When Mehta graduated from IIT Madras, he wanted badly to become a consultant because it was where the money and aura was. But he didn’t get a job as a consultant. Then he tried to get into Harvard Business School for an MBA, but that didn’t pan out either.

Instead, he ended up at Ashok Leyland, a maker of buses and trucks. It took four months after he joined for Mehta to be allocated a computer of his own. During that time, he’d walk around and find a computer belonging to someone who hadn’t come to office. Or he’d walk through its sprawling Chennai campus and read books in its library. Of course, his salary wasn’t high by any standards.

The low salary and lack of any meaningful work allowed Mehta to drift back to the IIT Madras campus he’d graduated from. After convincing a professor of their desire to build battery packs, Mehta and his co-founder Swapnil Jain, moved to an empty hostel room to start building things.

Building hard things.

That’s the origin story of Ather Energy, the company that started out wanting to build battery packs, but ended up doing multi-year deep dives to re-imagine virtually every part of an electric scooter. This stubbornness would bring Ather Energy to the brink of death five times.

Today, Ather sells over 10,000 electric scooters in India. Next year, it wants to double that number. And then some more.

Tarun speaks at length about his journey to convince investors of his vision; doing hard things that defied common sense; building an organisation over decades; and why it takes at least three years to make a true impact at work.

If you have any questions, thoughts, suggestions, or tips, please email them to [email protected] We might not be able to reply to all of them, but we do read every single one of them.

Full Episode Transcript :

Rohin Dharmakumar

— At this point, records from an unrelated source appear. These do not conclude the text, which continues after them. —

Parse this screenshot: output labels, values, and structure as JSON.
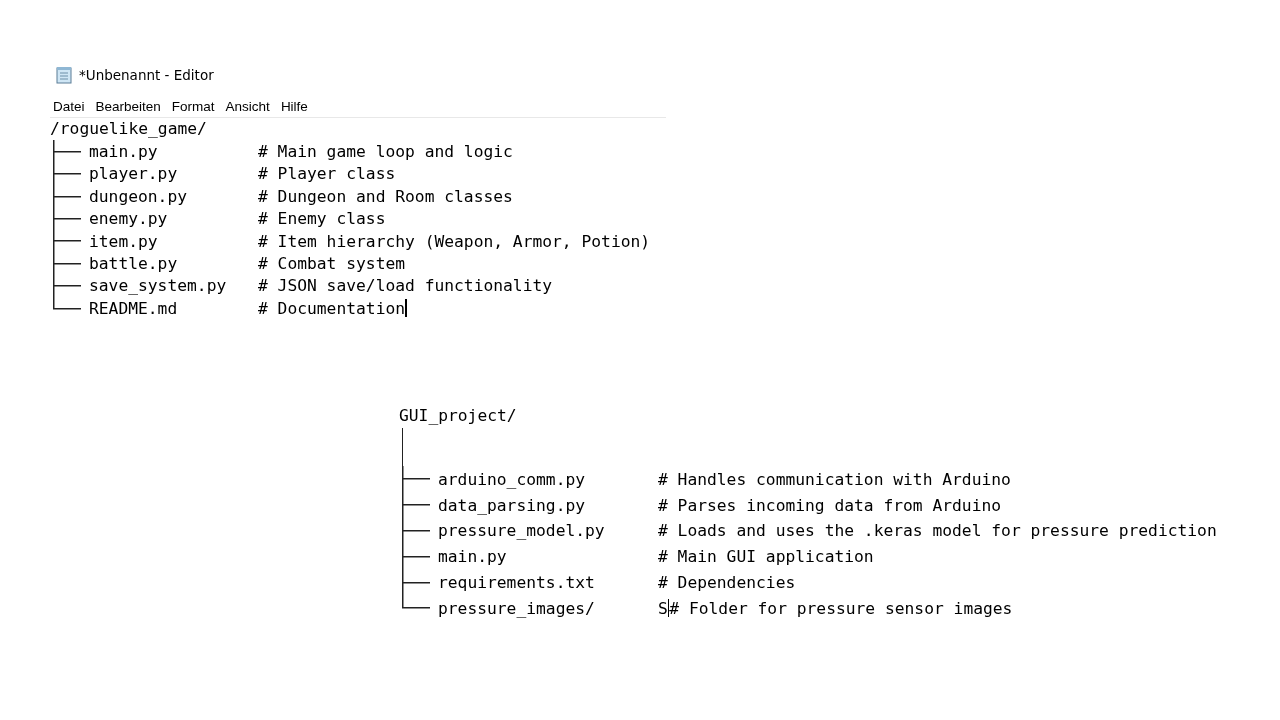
{
  "editor": {
    "title": "*Unbenannt - Editor",
    "menu": [
      "Datei",
      "Bearbeiten",
      "Format",
      "Ansicht",
      "Hilfe"
    ],
    "tree": {
      "root": "/roguelike_game/",
      "rows": [
        {
          "name": "main.py",
          "comment": "# Main game loop and logic",
          "cursor": false
        },
        {
          "name": "player.py",
          "comment": "# Player class",
          "cursor": false
        },
        {
          "name": "dungeon.py",
          "comment": "# Dungeon and Room classes",
          "cursor": false
        },
        {
          "name": "enemy.py",
          "comment": "# Enemy class",
          "cursor": false
        },
        {
          "name": "item.py",
          "comment": "# Item hierarchy (Weapon, Armor, Potion)",
          "cursor": false
        },
        {
          "name": "battle.py",
          "comment": "# Combat system",
          "cursor": false
        },
        {
          "name": "save_system.py",
          "comment": "# JSON save/load functionality",
          "cursor": false
        },
        {
          "name": "README.md",
          "comment": "# Documentation",
          "cursor": true
        }
      ]
    }
  },
  "listing": {
    "tree": {
      "root": "GUI_project/",
      "rows": [
        {
          "name": "arduino_comm.py",
          "comment": "# Handles communication with Arduino",
          "cursor": false
        },
        {
          "name": "data_parsing.py",
          "comment": "# Parses incoming data from Arduino",
          "cursor": false
        },
        {
          "name": "pressure_model.py",
          "comment": "# Loads and uses the .keras model for pressure prediction",
          "cursor": false
        },
        {
          "name": "main.py",
          "comment": "# Main GUI application",
          "cursor": false
        },
        {
          "name": "requirements.txt",
          "comment": "# Dependencies",
          "cursor": false
        },
        {
          "name": "pressure_images/",
          "prefix": "S",
          "comment": "# Folder for pressure sensor images",
          "cursor": true
        }
      ]
    }
  }
}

“When we started Ather, we did not have a vision of building a fantastic product. When investors would ask us as to what would be our competitive strength in an extremely entrenched auto market. Sales, service, quality, manufacturing, distribution were hardly going to be our strengths going against likes of Hero and Bajaj. 

We would weakly mumble that we were willing to build something very hard. We did not have a vision of building a product, but we knew that we were going to build something very hard.”

Do you recognise these words, Tarun?

Tarun Mehta

Yeah, this is one of my favourite blog posts that I’ve written in recent times.